- _What to work on_
If a line in the listing below contains "process", return that line.

----

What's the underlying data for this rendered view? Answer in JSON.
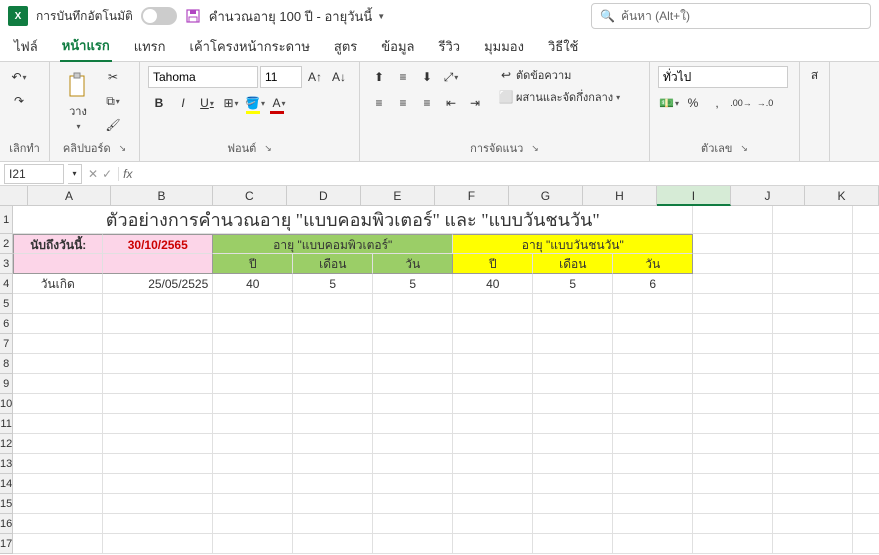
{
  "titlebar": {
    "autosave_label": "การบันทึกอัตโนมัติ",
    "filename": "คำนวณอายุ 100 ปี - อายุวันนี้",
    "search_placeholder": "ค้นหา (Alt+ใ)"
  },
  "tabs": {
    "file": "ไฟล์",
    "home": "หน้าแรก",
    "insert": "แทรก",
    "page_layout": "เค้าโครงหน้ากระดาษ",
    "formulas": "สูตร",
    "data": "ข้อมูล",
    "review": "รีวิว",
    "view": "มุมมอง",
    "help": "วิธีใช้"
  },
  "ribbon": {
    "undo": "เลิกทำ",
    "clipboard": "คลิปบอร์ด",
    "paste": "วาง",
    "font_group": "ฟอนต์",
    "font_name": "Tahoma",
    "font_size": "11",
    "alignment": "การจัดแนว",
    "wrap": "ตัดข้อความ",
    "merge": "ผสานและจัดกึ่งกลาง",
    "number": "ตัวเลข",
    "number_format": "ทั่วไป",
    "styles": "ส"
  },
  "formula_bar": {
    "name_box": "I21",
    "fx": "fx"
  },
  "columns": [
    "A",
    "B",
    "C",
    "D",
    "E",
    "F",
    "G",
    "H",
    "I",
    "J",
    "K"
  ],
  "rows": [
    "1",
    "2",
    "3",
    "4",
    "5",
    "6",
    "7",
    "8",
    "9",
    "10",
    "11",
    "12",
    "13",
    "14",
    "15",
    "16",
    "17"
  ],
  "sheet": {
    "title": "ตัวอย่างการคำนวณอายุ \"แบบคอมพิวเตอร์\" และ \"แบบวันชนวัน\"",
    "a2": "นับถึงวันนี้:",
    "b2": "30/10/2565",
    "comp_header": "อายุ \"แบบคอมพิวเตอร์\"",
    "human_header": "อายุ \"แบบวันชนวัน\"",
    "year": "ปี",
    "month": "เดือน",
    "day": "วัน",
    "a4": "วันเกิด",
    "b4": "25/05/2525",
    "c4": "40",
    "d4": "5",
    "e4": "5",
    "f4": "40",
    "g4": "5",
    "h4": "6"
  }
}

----

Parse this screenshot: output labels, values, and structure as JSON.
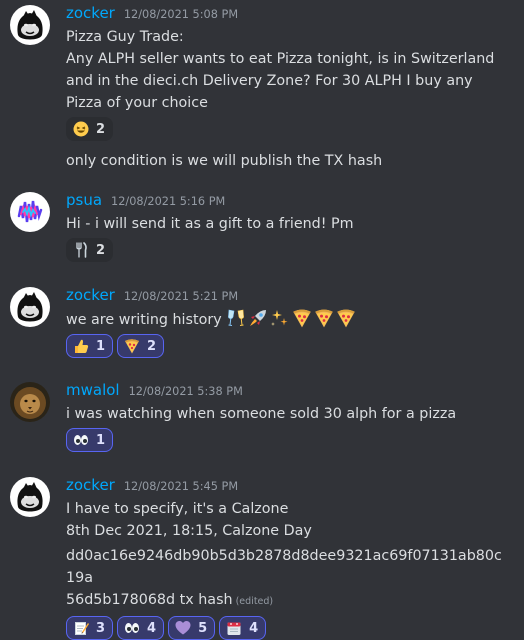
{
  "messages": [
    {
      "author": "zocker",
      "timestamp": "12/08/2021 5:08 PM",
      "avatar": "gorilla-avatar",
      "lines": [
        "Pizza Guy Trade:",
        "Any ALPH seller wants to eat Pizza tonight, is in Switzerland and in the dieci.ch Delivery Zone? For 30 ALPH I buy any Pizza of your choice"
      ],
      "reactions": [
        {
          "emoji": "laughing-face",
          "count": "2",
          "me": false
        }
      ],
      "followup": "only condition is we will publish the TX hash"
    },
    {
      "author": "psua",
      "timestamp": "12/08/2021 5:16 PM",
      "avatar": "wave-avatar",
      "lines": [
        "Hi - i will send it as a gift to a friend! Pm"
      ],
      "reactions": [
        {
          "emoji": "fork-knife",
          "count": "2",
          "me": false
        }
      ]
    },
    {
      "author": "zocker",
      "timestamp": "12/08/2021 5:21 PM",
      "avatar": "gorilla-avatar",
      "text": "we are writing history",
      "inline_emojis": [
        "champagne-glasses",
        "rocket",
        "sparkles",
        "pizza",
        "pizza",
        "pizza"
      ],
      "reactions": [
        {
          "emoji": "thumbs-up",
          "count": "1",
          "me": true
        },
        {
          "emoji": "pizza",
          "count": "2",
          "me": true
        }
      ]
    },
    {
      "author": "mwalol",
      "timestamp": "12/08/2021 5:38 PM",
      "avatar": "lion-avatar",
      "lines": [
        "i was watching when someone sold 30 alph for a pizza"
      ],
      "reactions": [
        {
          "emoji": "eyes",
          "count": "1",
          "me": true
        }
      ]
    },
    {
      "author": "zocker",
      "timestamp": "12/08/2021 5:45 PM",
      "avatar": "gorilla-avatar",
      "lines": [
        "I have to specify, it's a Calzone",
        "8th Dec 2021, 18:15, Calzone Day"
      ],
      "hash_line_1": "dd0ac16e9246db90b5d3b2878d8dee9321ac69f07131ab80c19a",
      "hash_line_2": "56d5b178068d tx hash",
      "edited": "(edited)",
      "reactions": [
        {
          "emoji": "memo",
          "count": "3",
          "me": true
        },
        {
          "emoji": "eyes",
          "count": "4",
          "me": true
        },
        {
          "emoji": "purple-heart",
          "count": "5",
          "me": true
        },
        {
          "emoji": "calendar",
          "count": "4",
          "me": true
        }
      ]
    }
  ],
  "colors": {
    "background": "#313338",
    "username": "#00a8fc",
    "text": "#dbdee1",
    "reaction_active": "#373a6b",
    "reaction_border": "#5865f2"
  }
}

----

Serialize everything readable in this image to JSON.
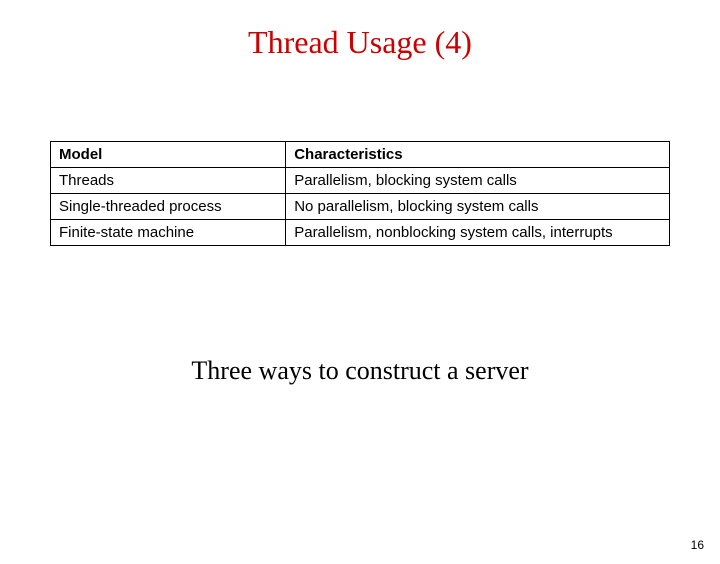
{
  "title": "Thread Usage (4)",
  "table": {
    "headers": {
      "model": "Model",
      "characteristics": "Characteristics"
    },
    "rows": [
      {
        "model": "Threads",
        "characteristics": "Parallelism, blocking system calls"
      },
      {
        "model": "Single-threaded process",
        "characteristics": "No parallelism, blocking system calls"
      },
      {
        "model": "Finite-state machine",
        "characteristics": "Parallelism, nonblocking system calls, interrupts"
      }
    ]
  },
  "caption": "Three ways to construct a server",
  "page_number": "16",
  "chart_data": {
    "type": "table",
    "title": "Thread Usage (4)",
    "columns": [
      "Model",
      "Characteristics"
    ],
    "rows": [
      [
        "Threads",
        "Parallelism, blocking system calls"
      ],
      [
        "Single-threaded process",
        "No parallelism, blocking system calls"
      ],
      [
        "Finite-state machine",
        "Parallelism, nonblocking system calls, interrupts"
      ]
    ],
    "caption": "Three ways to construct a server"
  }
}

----

- _Problem solution_
        "model": "Single-threaded process",
        "Single-threaded process",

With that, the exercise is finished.